__What to work on__.
In the data below, find every line that has the string "screenshot", and copy it.

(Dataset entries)

■ ■ ■

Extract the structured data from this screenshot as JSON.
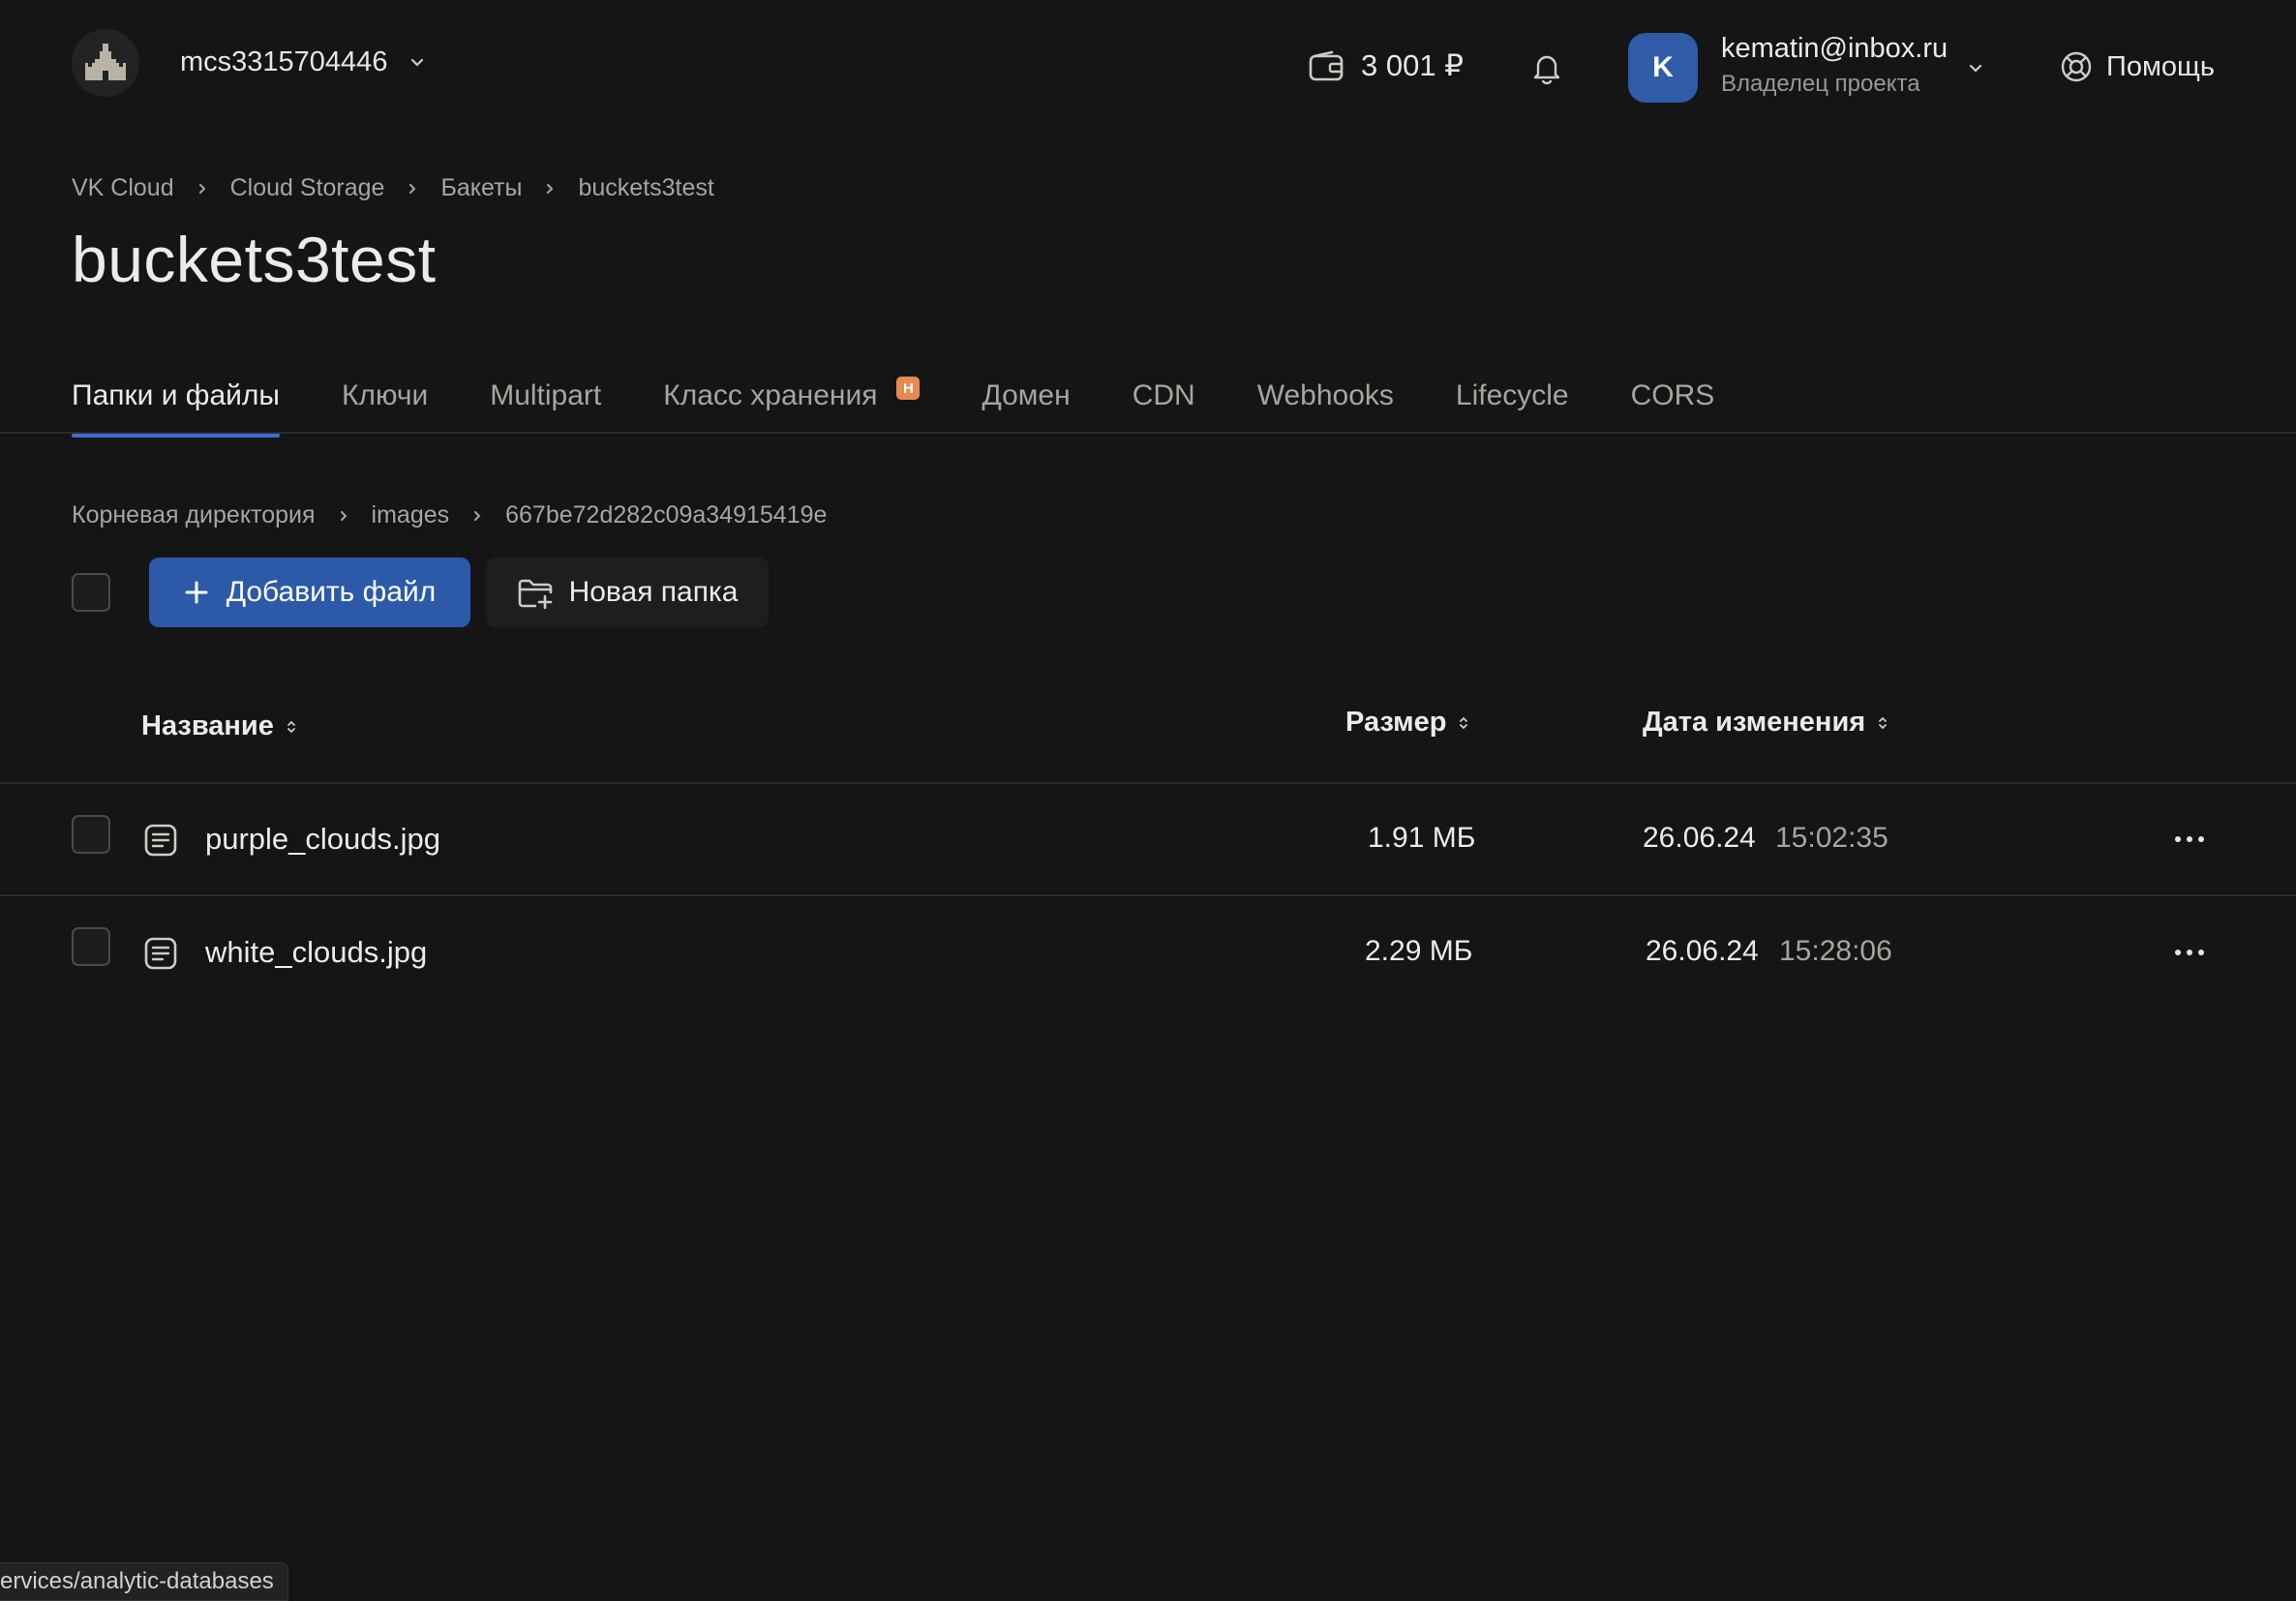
{
  "header": {
    "project_name": "mcs3315704446",
    "balance": "3 001 ₽",
    "avatar_letter": "K",
    "user_email": "kematin@inbox.ru",
    "user_role": "Владелец проекта",
    "help_label": "Помощь"
  },
  "breadcrumb": [
    "VK Cloud",
    "Cloud Storage",
    "Бакеты",
    "buckets3test"
  ],
  "page_title": "buckets3test",
  "tabs": [
    {
      "label": "Папки и файлы",
      "active": true
    },
    {
      "label": "Ключи"
    },
    {
      "label": "Multipart"
    },
    {
      "label": "Класс хранения",
      "badge": "Н"
    },
    {
      "label": "Домен"
    },
    {
      "label": "CDN"
    },
    {
      "label": "Webhooks"
    },
    {
      "label": "Lifecycle"
    },
    {
      "label": "CORS"
    }
  ],
  "directory_path": [
    "Корневая директория",
    "images",
    "667be72d282c09a34915419e"
  ],
  "toolbar": {
    "add_file_label": "Добавить файл",
    "new_folder_label": "Новая папка"
  },
  "table": {
    "columns": {
      "name": "Название",
      "size": "Размер",
      "modified": "Дата изменения"
    },
    "rows": [
      {
        "name": "purple_clouds.jpg",
        "size": "1.91 МБ",
        "date": "26.06.24",
        "time": "15:02:35"
      },
      {
        "name": "white_clouds.jpg",
        "size": "2.29 МБ",
        "date": "26.06.24",
        "time": "15:28:06"
      }
    ]
  },
  "status_url": "ervices/analytic-databases",
  "colors": {
    "accent": "#2c5aa8",
    "badge": "#e8894f",
    "background": "#151515"
  }
}
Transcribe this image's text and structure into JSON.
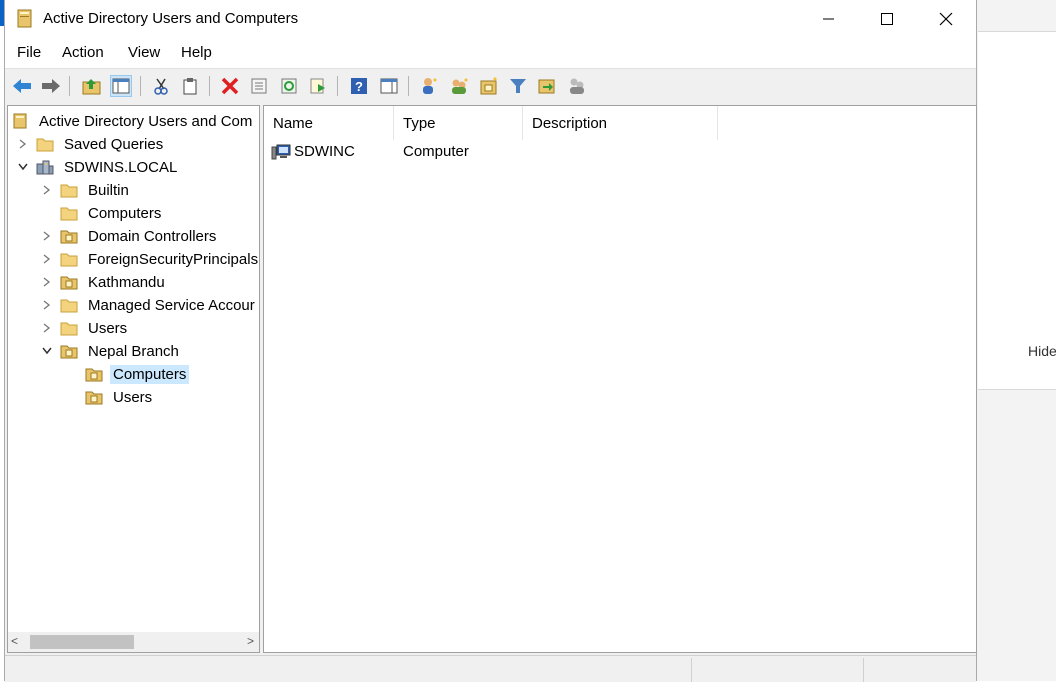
{
  "window": {
    "title": "Active Directory Users and Computers"
  },
  "menu": {
    "items": [
      "File",
      "Action",
      "View",
      "Help"
    ]
  },
  "toolbar": {
    "icons": [
      "back-icon",
      "forward-icon",
      "up-folder-icon",
      "console-tree-icon",
      "cut-icon",
      "copy-icon",
      "delete-icon",
      "properties-icon",
      "refresh-icon",
      "export-list-icon",
      "help-icon",
      "show-hide-icon",
      "new-user-icon",
      "new-group-icon",
      "new-ou-icon",
      "filter-icon",
      "move-icon",
      "delegate-icon"
    ]
  },
  "tree": {
    "root": "Active Directory Users and Com",
    "items": [
      {
        "label": "Saved Queries"
      },
      {
        "label": "SDWINS.LOCAL"
      },
      {
        "label": "Builtin"
      },
      {
        "label": "Computers"
      },
      {
        "label": "Domain Controllers"
      },
      {
        "label": "ForeignSecurityPrincipals"
      },
      {
        "label": "Kathmandu"
      },
      {
        "label": "Managed Service Accour"
      },
      {
        "label": "Users"
      },
      {
        "label": "Nepal Branch"
      },
      {
        "label": "Computers"
      },
      {
        "label": "Users"
      }
    ]
  },
  "list": {
    "columns": [
      "Name",
      "Type",
      "Description"
    ],
    "rows": [
      {
        "name": "SDWINC",
        "type": "Computer",
        "description": ""
      }
    ]
  },
  "background": {
    "right_text": "Hide"
  },
  "colors": {
    "selection": "#cce8ff",
    "folder": "#e8c46a",
    "delete_red": "#e02020",
    "nav_blue": "#2f84d4"
  }
}
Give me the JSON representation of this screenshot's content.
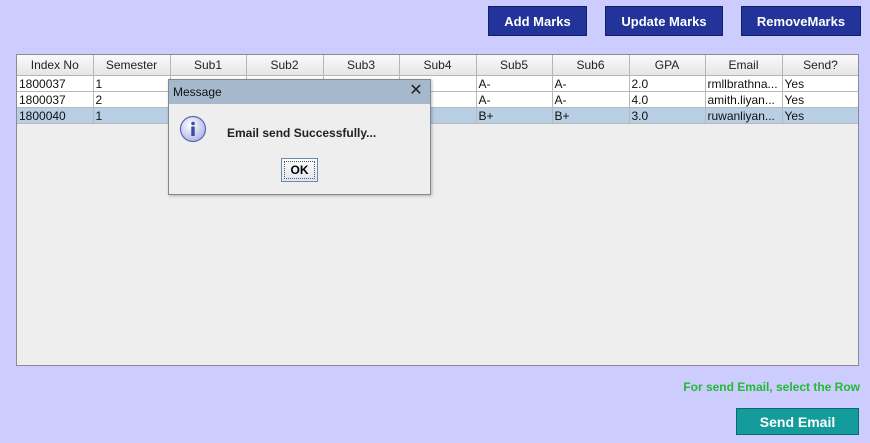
{
  "toolbar": {
    "add_label": "Add Marks",
    "update_label": "Update Marks",
    "remove_label": "RemoveMarks"
  },
  "table": {
    "columns": [
      "Index No",
      "Semester",
      "Sub1",
      "Sub2",
      "Sub3",
      "Sub4",
      "Sub5",
      "Sub6",
      "GPA",
      "Email",
      "Send?"
    ],
    "rows": [
      [
        "1800037",
        "1",
        "",
        "",
        "",
        "",
        "A-",
        "A-",
        "2.0",
        "rmllbrathna...",
        "Yes"
      ],
      [
        "1800037",
        "2",
        "",
        "",
        "",
        "",
        "A-",
        "A-",
        "4.0",
        "amith.liyan...",
        "Yes"
      ],
      [
        "1800040",
        "1",
        "",
        "",
        "",
        "",
        "B+",
        "B+",
        "3.0",
        "ruwanliyan...",
        "Yes"
      ]
    ],
    "selected_row": 2
  },
  "hint_text": "For send Email, select the Row",
  "send_label": "Send Email",
  "dialog": {
    "title": "Message",
    "message": "Email send Successfully...",
    "ok_label": "OK",
    "icon": "information-icon"
  },
  "colors": {
    "background": "#ccccff",
    "top_button": "#223399",
    "send_button": "#149b9b",
    "hint": "#22bb33",
    "selection": "#b8cfe5"
  }
}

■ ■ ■

__Solution below__.
Extract the structured data from this screenshot as JSON.
Give me the JSON representation of this screenshot's content.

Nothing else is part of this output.